- _WHAT THIS TASK INVOLVES_:
Please copy each line from the entries that contains the string "Bones".

Stored dataset items
··········

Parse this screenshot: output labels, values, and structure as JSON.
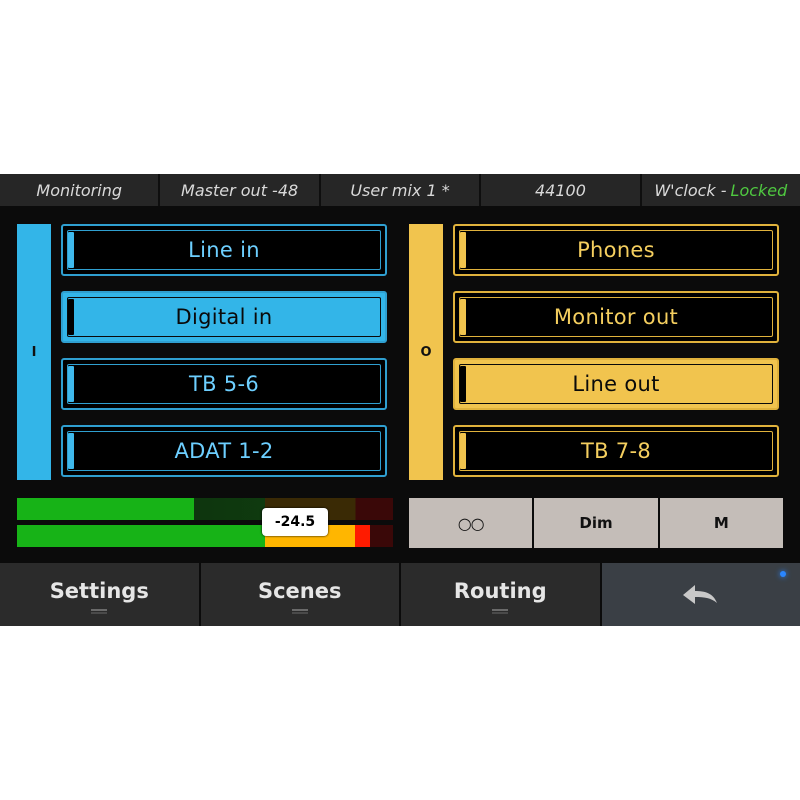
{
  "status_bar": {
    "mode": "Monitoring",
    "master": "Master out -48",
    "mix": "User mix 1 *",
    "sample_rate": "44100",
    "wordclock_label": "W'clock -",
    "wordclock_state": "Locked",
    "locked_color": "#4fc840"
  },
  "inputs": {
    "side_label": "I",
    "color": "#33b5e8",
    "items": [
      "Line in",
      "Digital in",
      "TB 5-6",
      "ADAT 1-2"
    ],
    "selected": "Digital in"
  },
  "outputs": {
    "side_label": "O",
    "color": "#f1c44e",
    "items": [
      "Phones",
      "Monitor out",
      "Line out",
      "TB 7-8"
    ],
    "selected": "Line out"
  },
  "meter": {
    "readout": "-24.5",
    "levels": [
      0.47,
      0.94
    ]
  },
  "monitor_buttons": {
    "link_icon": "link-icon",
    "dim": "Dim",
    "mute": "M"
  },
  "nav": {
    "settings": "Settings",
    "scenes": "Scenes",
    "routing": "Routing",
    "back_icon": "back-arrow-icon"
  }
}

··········

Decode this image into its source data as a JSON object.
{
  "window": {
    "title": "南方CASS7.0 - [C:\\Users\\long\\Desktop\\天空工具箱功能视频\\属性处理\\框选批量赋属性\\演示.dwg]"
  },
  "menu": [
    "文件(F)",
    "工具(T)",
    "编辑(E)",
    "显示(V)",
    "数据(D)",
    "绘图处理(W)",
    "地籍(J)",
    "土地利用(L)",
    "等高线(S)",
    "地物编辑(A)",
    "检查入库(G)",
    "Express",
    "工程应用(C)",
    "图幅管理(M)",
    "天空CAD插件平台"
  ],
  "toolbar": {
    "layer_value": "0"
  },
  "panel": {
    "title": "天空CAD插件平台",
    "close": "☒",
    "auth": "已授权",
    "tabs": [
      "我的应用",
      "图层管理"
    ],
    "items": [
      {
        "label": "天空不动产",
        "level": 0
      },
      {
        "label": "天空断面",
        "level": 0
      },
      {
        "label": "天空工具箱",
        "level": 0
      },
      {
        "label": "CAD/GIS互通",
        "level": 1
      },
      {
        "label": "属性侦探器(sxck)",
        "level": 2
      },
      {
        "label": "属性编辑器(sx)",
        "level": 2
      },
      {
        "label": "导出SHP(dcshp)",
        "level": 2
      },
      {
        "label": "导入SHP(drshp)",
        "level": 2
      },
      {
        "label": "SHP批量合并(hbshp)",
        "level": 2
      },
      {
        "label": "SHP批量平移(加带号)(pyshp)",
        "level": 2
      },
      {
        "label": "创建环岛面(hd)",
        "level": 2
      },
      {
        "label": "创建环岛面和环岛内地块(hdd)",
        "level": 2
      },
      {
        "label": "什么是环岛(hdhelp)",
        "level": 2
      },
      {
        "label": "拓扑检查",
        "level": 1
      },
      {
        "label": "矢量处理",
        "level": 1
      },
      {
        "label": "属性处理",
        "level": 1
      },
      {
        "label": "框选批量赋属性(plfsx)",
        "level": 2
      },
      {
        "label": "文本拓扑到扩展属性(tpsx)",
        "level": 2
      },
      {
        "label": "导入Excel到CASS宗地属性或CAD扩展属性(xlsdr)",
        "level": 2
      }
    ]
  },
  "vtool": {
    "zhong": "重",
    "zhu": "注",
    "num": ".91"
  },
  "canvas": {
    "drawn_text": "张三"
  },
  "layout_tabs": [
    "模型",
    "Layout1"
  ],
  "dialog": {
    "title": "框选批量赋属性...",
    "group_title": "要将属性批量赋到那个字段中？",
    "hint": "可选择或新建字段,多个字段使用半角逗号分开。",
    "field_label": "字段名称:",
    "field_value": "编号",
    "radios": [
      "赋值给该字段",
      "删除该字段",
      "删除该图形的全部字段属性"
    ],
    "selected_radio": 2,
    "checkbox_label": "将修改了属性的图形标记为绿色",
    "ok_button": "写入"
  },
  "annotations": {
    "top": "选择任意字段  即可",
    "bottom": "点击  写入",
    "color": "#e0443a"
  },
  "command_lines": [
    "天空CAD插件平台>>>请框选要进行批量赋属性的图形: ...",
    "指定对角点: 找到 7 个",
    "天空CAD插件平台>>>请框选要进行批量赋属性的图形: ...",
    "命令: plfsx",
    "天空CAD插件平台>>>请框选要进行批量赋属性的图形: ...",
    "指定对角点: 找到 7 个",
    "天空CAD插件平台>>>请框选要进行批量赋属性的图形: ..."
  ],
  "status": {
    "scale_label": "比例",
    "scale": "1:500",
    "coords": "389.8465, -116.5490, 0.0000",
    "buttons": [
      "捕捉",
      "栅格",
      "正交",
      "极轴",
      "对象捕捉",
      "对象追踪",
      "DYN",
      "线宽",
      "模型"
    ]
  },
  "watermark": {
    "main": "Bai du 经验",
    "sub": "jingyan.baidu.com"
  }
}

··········

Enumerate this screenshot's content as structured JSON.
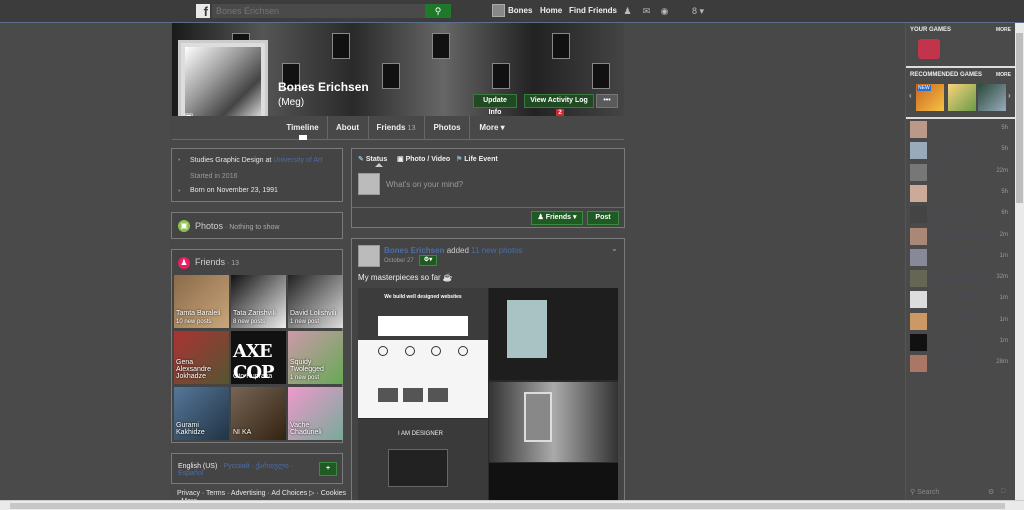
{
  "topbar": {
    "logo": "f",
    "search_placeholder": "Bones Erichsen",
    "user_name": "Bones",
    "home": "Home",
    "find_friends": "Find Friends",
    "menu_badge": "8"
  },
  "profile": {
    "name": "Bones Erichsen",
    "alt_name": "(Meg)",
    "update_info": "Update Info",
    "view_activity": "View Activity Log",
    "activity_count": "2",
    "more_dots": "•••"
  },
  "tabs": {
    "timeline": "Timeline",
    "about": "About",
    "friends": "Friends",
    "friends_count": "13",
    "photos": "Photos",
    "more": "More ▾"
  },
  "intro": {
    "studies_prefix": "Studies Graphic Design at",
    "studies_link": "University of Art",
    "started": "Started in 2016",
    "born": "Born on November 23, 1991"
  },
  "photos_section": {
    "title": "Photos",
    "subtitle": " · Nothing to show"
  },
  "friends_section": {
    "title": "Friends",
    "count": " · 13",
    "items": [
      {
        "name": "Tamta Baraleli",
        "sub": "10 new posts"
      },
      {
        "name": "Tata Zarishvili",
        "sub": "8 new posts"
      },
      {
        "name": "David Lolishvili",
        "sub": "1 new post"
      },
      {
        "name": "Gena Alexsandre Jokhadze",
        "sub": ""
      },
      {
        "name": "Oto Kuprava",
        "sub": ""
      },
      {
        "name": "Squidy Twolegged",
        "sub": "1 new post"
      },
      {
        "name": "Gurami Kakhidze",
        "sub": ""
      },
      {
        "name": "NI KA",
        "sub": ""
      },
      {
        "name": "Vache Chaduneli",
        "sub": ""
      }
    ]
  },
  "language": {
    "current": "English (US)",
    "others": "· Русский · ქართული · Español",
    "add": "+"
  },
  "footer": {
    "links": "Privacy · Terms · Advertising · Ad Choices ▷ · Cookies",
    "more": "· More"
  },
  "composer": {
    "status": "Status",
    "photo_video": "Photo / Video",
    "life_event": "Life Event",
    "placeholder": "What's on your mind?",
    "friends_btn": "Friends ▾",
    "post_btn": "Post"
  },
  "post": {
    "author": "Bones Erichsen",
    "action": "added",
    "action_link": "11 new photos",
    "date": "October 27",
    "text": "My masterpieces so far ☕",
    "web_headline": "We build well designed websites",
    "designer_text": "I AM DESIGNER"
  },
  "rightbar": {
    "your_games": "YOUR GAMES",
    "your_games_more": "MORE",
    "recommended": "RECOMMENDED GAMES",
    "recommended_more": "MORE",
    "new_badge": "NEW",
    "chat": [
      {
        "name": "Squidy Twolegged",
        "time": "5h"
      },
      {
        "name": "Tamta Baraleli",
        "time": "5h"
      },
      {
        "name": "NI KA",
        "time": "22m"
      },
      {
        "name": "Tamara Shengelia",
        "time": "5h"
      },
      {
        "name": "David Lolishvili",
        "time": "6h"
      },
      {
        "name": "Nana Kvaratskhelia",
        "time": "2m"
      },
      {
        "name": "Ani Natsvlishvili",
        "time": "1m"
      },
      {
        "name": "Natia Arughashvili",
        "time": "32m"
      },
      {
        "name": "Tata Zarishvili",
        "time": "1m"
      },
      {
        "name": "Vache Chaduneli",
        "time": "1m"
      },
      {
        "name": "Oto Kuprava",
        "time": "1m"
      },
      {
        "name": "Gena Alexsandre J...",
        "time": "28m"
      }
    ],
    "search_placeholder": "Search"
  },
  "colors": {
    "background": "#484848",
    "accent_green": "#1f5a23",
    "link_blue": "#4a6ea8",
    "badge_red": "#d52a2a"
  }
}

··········

- _ANSWER TO THE PROBLEM_:
    "search_placeholder": "Bones Erichsen",
    "user_name": "Bones",
    "name": "Bones Erichsen",
    "author": "Bones Erichsen",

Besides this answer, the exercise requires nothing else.